Playful Engagement (Level 1)
- Redirect children without breaking stride E.g., “Would you like to try it again with respect?” or “Are you askin’ or tellin’?” in a playful voice and tone. In this way, you are teaching the child to use their ‘words’ with a safe adult who can meet their needs – returning the ‘voice’ they lost through their history of harm.
- Use consistently – try to stay on this level 80 percent of the time. Playful Engagementreduces misbehavior dramatically over time because it strengthens the relationship between children and caregivers.
Structured Engagement (Level 2)
- Pause the situation and use a more structured voice – lower the timber of your voice and have a firmer tone (not yelling from across the room, but close to the child).
- Offer two choices or a compromise – this provides a concrete, quick way to get children back on track. Again, in this way, you are guiding the child in using their ‘voice’, their ‘words’ to be heard, rather than old survival strategies.
- Offer children appropriate amounts of control
- Should contain two options that both the caregiver and child can be happy with
- Should not contain a ‘right’ and a ‘wrong’ choice
- Don’t budge from the choices, but if the child wants to ask for a compromise allow it!
- Allow children to offer a different choice and share power
- Are ways to allow children to make decisions while the caregiver is still in charge.
- Help children trust that their needs are heard and will be met when possible.
- Use behavioral ‘re-dos’ to help children feel successful.
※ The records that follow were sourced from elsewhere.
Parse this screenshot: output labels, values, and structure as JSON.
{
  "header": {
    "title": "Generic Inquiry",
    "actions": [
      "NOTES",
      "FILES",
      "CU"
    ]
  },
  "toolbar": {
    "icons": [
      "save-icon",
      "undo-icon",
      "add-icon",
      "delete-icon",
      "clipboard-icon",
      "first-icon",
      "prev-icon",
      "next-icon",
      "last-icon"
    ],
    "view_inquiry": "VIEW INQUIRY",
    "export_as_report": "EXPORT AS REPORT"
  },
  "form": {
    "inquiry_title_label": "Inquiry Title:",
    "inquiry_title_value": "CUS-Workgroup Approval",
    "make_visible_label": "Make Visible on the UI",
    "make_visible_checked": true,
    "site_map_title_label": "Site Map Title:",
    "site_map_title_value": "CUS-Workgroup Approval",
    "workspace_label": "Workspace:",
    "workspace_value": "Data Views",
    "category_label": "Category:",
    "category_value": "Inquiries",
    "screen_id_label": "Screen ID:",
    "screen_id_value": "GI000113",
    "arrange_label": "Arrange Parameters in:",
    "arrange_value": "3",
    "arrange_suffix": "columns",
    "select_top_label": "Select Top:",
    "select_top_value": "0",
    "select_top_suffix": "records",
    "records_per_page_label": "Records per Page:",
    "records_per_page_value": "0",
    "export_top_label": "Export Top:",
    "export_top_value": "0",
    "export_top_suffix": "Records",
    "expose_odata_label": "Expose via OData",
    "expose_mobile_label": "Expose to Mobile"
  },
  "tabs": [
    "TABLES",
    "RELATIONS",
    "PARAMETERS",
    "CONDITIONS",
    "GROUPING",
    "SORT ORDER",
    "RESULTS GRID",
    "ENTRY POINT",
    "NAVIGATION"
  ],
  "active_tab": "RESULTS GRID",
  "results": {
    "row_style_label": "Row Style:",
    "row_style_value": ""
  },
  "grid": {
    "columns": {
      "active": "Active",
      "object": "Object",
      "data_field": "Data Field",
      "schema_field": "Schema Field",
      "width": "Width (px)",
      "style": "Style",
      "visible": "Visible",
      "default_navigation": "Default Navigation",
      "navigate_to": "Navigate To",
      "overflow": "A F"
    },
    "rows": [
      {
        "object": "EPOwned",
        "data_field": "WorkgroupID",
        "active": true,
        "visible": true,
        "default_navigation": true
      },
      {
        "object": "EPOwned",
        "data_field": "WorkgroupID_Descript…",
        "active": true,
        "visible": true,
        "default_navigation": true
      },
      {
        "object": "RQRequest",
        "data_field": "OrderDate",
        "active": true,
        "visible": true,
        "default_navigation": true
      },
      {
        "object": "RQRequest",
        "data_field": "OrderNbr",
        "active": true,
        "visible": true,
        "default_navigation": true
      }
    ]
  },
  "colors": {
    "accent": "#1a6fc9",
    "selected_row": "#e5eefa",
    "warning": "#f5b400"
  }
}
Walking through the motions of the right behavior is good for ‘muscle memory’.
- For younger children, a physical re-do is appropriate, however with adolescents, a simple verbal re-do may be more appropriate because of the risk of shaming them.
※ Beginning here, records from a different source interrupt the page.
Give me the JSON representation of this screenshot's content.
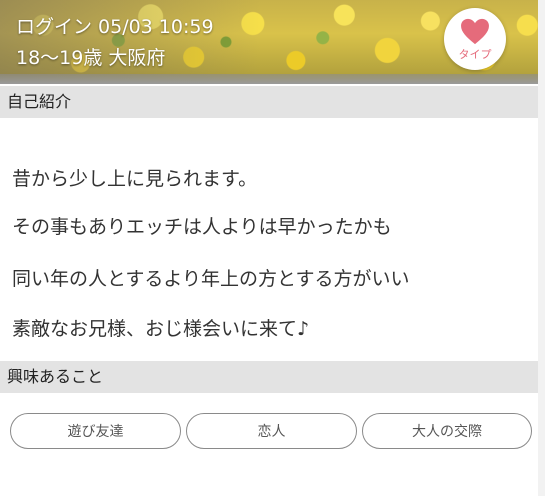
{
  "header": {
    "login_label": "ログイン",
    "login_datetime": "05/03 10:59",
    "age": "18〜19歳",
    "area": "大阪府",
    "type_button_label": "タイプ",
    "heart_color": "#e56b7b"
  },
  "intro_section": {
    "title": "自己紹介",
    "lines": [
      "昔から少し上に見られます。",
      "その事もありエッチは人よりは早かったかも",
      "同い年の人とするより年上の方とする方がいい",
      "素敵なお兄様、おじ様会いに来て♪"
    ]
  },
  "interest_section": {
    "title": "興味あること",
    "tags": [
      "遊び友達",
      "恋人",
      "大人の交際"
    ]
  }
}
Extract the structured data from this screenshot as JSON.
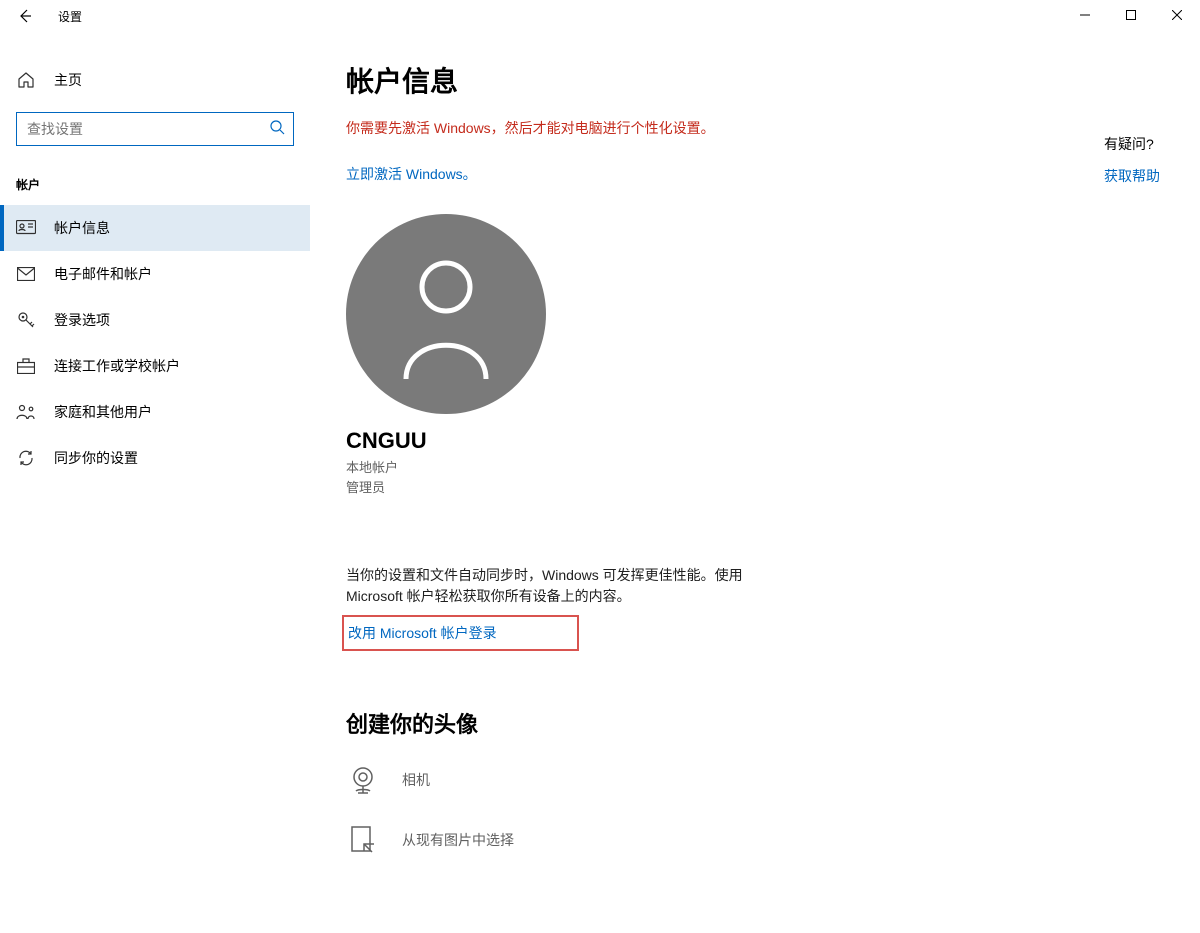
{
  "titlebar": {
    "title": "设置"
  },
  "sidebar": {
    "home_label": "主页",
    "search_placeholder": "查找设置",
    "section_heading": "帐户",
    "items": [
      {
        "label": "帐户信息",
        "icon": "account-info-icon",
        "active": true
      },
      {
        "label": "电子邮件和帐户",
        "icon": "email-icon",
        "active": false
      },
      {
        "label": "登录选项",
        "icon": "key-icon",
        "active": false
      },
      {
        "label": "连接工作或学校帐户",
        "icon": "briefcase-icon",
        "active": false
      },
      {
        "label": "家庭和其他用户",
        "icon": "family-icon",
        "active": false
      },
      {
        "label": "同步你的设置",
        "icon": "sync-icon",
        "active": false
      }
    ]
  },
  "main": {
    "page_title": "帐户信息",
    "activation_warning": "你需要先激活 Windows，然后才能对电脑进行个性化设置。",
    "activate_link": "立即激活 Windows。",
    "username": "CNGUU",
    "account_type": "本地帐户",
    "account_role": "管理员",
    "sync_description": "当你的设置和文件自动同步时，Windows 可发挥更佳性能。使用 Microsoft 帐户轻松获取你所有设备上的内容。",
    "ms_login_link": "改用 Microsoft 帐户登录",
    "avatar_section_title": "创建你的头像",
    "camera_label": "相机",
    "browse_label": "从现有图片中选择"
  },
  "help": {
    "title": "有疑问?",
    "link": "获取帮助"
  }
}
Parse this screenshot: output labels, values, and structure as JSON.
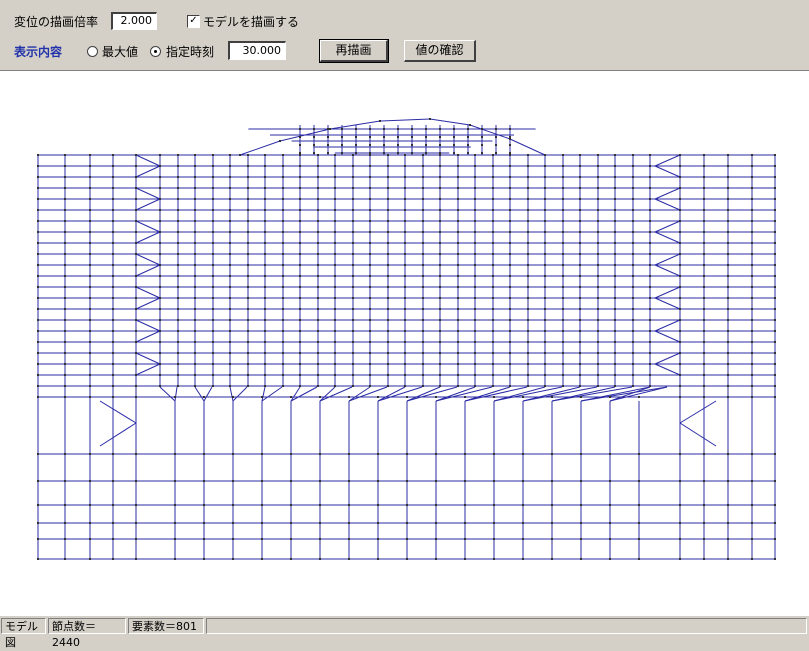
{
  "toolbar": {
    "scale_label": "変位の描画倍率",
    "scale_value": "2.000",
    "draw_model_label": "モデルを描画する",
    "draw_model_checked": true,
    "display_label": "表示内容",
    "radio_max_label": "最大値",
    "radio_time_label": "指定時刻",
    "selected_mode": "指定時刻",
    "time_value": "30.000",
    "redraw_label": "再描画",
    "confirm_label": "値の確認"
  },
  "status": {
    "view": "モデル図",
    "nodes": "節点数＝2440",
    "elements": "要素数＝801"
  },
  "colors": {
    "mesh_line": "#2b2ba6",
    "node_dot": "#333333",
    "background": "#d4d0c8"
  }
}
Calming Engagement (Level 3)
- Allow children to regulate with adult assistance.
- Use a time-in and keep children close rather than sending them away (as in a traditional time-out). This lets them know that you are there for support and guidance. “I’m going to sit here with you until you’re ready.”
- In particular, for adolescents, an essential element is that the adult and teen create a plan together for Calming Engagement, making it clear the adult is not punishing the child, but rather supporting, coaching and mentoring them. Work out a predetermined ‘quiet’ or ‘calm’ place adolescents can go when overwhelmed. Make plans for items that will aid their calming, such as a weighted item, or calming music, or scented items.
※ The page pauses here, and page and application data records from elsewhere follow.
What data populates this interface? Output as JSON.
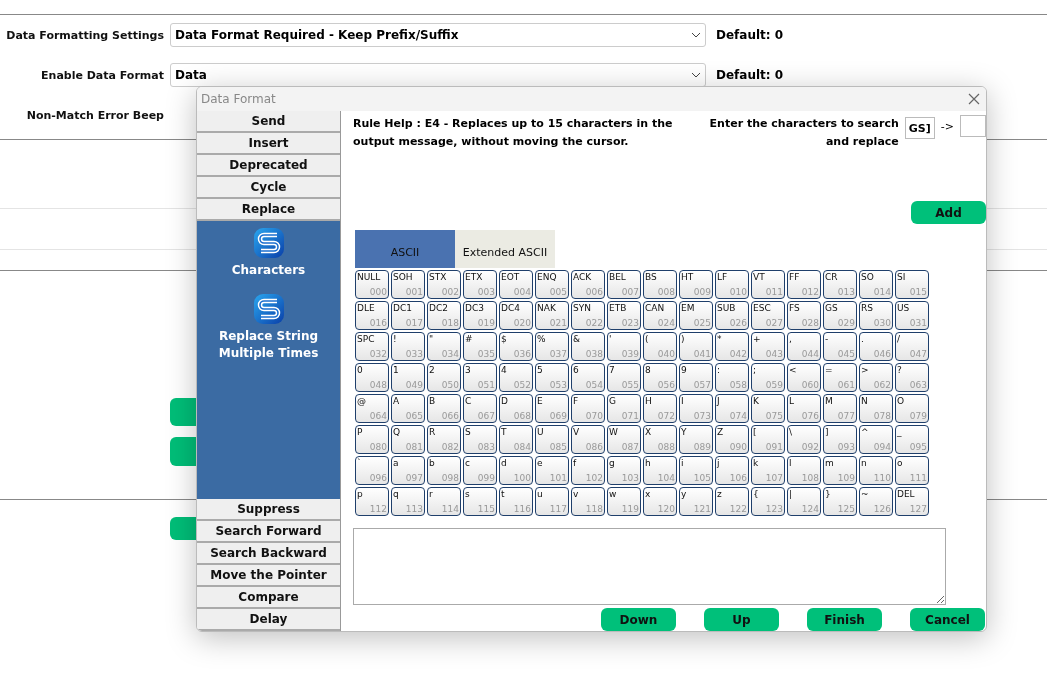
{
  "settings": [
    {
      "label": "Data Formatting Settings",
      "value": "Data Format Required - Keep Prefix/Suffix",
      "default": "Default: 0"
    },
    {
      "label": "Enable Data Format",
      "value": "Data",
      "default": "Default: 0"
    },
    {
      "label": "Non-Match Error Beep"
    }
  ],
  "dialog": {
    "title": "Data Format",
    "categories": [
      {
        "label": "Send",
        "expanded": false
      },
      {
        "label": "Insert",
        "expanded": false
      },
      {
        "label": "Deprecated",
        "expanded": false
      },
      {
        "label": "Cycle",
        "expanded": false
      },
      {
        "label": "Replace",
        "expanded": true,
        "items": [
          {
            "label": "Characters"
          },
          {
            "label": "Replace String Multiple Times"
          }
        ]
      },
      {
        "label": "Suppress",
        "expanded": false
      },
      {
        "label": "Search Forward",
        "expanded": false
      },
      {
        "label": "Search Backward",
        "expanded": false
      },
      {
        "label": "Move the Pointer",
        "expanded": false
      },
      {
        "label": "Compare",
        "expanded": false
      },
      {
        "label": "Delay",
        "expanded": false
      }
    ],
    "rule_help": "Rule Help : E4 - Replaces up to 15 characters in the output message, without moving the cursor.",
    "search_label": "Enter the characters to search and replace",
    "search_value": "GS]",
    "arrow": "->",
    "add_button": "Add",
    "tabs": [
      {
        "label": "ASCII",
        "selected": true
      },
      {
        "label": "Extended ASCII",
        "selected": false
      }
    ],
    "keys": [
      {
        "label": "NULL",
        "code": "000"
      },
      {
        "label": "SOH",
        "code": "001"
      },
      {
        "label": "STX",
        "code": "002"
      },
      {
        "label": "ETX",
        "code": "003"
      },
      {
        "label": "EOT",
        "code": "004"
      },
      {
        "label": "ENQ",
        "code": "005"
      },
      {
        "label": "ACK",
        "code": "006"
      },
      {
        "label": "BEL",
        "code": "007"
      },
      {
        "label": "BS",
        "code": "008"
      },
      {
        "label": "HT",
        "code": "009"
      },
      {
        "label": "LF",
        "code": "010"
      },
      {
        "label": "VT",
        "code": "011"
      },
      {
        "label": "FF",
        "code": "012"
      },
      {
        "label": "CR",
        "code": "013"
      },
      {
        "label": "SO",
        "code": "014"
      },
      {
        "label": "SI",
        "code": "015"
      },
      {
        "label": "DLE",
        "code": "016"
      },
      {
        "label": "DC1",
        "code": "017"
      },
      {
        "label": "DC2",
        "code": "018"
      },
      {
        "label": "DC3",
        "code": "019"
      },
      {
        "label": "DC4",
        "code": "020"
      },
      {
        "label": "NAK",
        "code": "021"
      },
      {
        "label": "SYN",
        "code": "022"
      },
      {
        "label": "ETB",
        "code": "023"
      },
      {
        "label": "CAN",
        "code": "024"
      },
      {
        "label": "EM",
        "code": "025"
      },
      {
        "label": "SUB",
        "code": "026"
      },
      {
        "label": "ESC",
        "code": "027"
      },
      {
        "label": "FS",
        "code": "028"
      },
      {
        "label": "GS",
        "code": "029"
      },
      {
        "label": "RS",
        "code": "030"
      },
      {
        "label": "US",
        "code": "031"
      },
      {
        "label": "SPC",
        "code": "032"
      },
      {
        "label": "!",
        "code": "033"
      },
      {
        "label": "\"",
        "code": "034"
      },
      {
        "label": "#",
        "code": "035"
      },
      {
        "label": "$",
        "code": "036"
      },
      {
        "label": "%",
        "code": "037"
      },
      {
        "label": "&",
        "code": "038"
      },
      {
        "label": "'",
        "code": "039"
      },
      {
        "label": "(",
        "code": "040"
      },
      {
        "label": ")",
        "code": "041"
      },
      {
        "label": "*",
        "code": "042"
      },
      {
        "label": "+",
        "code": "043"
      },
      {
        "label": ",",
        "code": "044"
      },
      {
        "label": "-",
        "code": "045"
      },
      {
        "label": ".",
        "code": "046"
      },
      {
        "label": "/",
        "code": "047"
      },
      {
        "label": "0",
        "code": "048"
      },
      {
        "label": "1",
        "code": "049"
      },
      {
        "label": "2",
        "code": "050"
      },
      {
        "label": "3",
        "code": "051"
      },
      {
        "label": "4",
        "code": "052"
      },
      {
        "label": "5",
        "code": "053"
      },
      {
        "label": "6",
        "code": "054"
      },
      {
        "label": "7",
        "code": "055"
      },
      {
        "label": "8",
        "code": "056"
      },
      {
        "label": "9",
        "code": "057"
      },
      {
        "label": ":",
        "code": "058"
      },
      {
        "label": ";",
        "code": "059"
      },
      {
        "label": "<",
        "code": "060"
      },
      {
        "label": "=",
        "code": "061"
      },
      {
        "label": ">",
        "code": "062"
      },
      {
        "label": "?",
        "code": "063"
      },
      {
        "label": "@",
        "code": "064"
      },
      {
        "label": "A",
        "code": "065"
      },
      {
        "label": "B",
        "code": "066"
      },
      {
        "label": "C",
        "code": "067"
      },
      {
        "label": "D",
        "code": "068"
      },
      {
        "label": "E",
        "code": "069"
      },
      {
        "label": "F",
        "code": "070"
      },
      {
        "label": "G",
        "code": "071"
      },
      {
        "label": "H",
        "code": "072"
      },
      {
        "label": "I",
        "code": "073"
      },
      {
        "label": "J",
        "code": "074"
      },
      {
        "label": "K",
        "code": "075"
      },
      {
        "label": "L",
        "code": "076"
      },
      {
        "label": "M",
        "code": "077"
      },
      {
        "label": "N",
        "code": "078"
      },
      {
        "label": "O",
        "code": "079"
      },
      {
        "label": "P",
        "code": "080"
      },
      {
        "label": "Q",
        "code": "081"
      },
      {
        "label": "R",
        "code": "082"
      },
      {
        "label": "S",
        "code": "083"
      },
      {
        "label": "T",
        "code": "084"
      },
      {
        "label": "U",
        "code": "085"
      },
      {
        "label": "V",
        "code": "086"
      },
      {
        "label": "W",
        "code": "087"
      },
      {
        "label": "X",
        "code": "088"
      },
      {
        "label": "Y",
        "code": "089"
      },
      {
        "label": "Z",
        "code": "090"
      },
      {
        "label": "[",
        "code": "091"
      },
      {
        "label": "\\",
        "code": "092"
      },
      {
        "label": "]",
        "code": "093"
      },
      {
        "label": "^",
        "code": "094"
      },
      {
        "label": "_",
        "code": "095"
      },
      {
        "label": "`",
        "code": "096"
      },
      {
        "label": "a",
        "code": "097"
      },
      {
        "label": "b",
        "code": "098"
      },
      {
        "label": "c",
        "code": "099"
      },
      {
        "label": "d",
        "code": "100"
      },
      {
        "label": "e",
        "code": "101"
      },
      {
        "label": "f",
        "code": "102"
      },
      {
        "label": "g",
        "code": "103"
      },
      {
        "label": "h",
        "code": "104"
      },
      {
        "label": "i",
        "code": "105"
      },
      {
        "label": "j",
        "code": "106"
      },
      {
        "label": "k",
        "code": "107"
      },
      {
        "label": "l",
        "code": "108"
      },
      {
        "label": "m",
        "code": "109"
      },
      {
        "label": "n",
        "code": "110"
      },
      {
        "label": "o",
        "code": "111"
      },
      {
        "label": "p",
        "code": "112"
      },
      {
        "label": "q",
        "code": "113"
      },
      {
        "label": "r",
        "code": "114"
      },
      {
        "label": "s",
        "code": "115"
      },
      {
        "label": "t",
        "code": "116"
      },
      {
        "label": "u",
        "code": "117"
      },
      {
        "label": "v",
        "code": "118"
      },
      {
        "label": "w",
        "code": "119"
      },
      {
        "label": "x",
        "code": "120"
      },
      {
        "label": "y",
        "code": "121"
      },
      {
        "label": "z",
        "code": "122"
      },
      {
        "label": "{",
        "code": "123"
      },
      {
        "label": "|",
        "code": "124"
      },
      {
        "label": "}",
        "code": "125"
      },
      {
        "label": "~",
        "code": "126"
      },
      {
        "label": "DEL",
        "code": "127"
      }
    ],
    "buttons": [
      "Down",
      "Up",
      "Finish",
      "Cancel"
    ]
  }
}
- Once the child is calm offer a ‘re-do’
Protective Engagement (Level 4)
- Reserve use of this level for violence or aggression – when the child is being unsafe.
- The child is in their survival brain; try not to talk too much, they cannot hear or understand you. Repeat things like, ‘It’s OK,’ ‘I’m here,’ ‘You’re safe.”
- You may need to seek formal training that is accepted/recognized by state or facility.
- We frequently end this level by asking the child “What did you need?” and then help them understand that we are listening, and they don’t need survival skills to meet their own needs but rather, that we are there to help them.
- The child must be solid, connected and able to return to Playful Engagement before level 4 is completed.
When using the Levels of Response you are indirectly asking, “Can you use your words, and not your behavior, to tell me what you need? I am here, listening and want to help.” Don’t worry too much about remembering the levels and deciding which level to use – they are guidelines. It is more important to give your child voice, and to mentor, teach and coach your children. Simply connect with your child, figure out the need, meet the need, and guide your child in getting the need met in an appropriate way. The goal is always to return to Playful Engagement. Not only should the behavior have changed, but children (and adults) should also feel content and connected after a behavioral episode.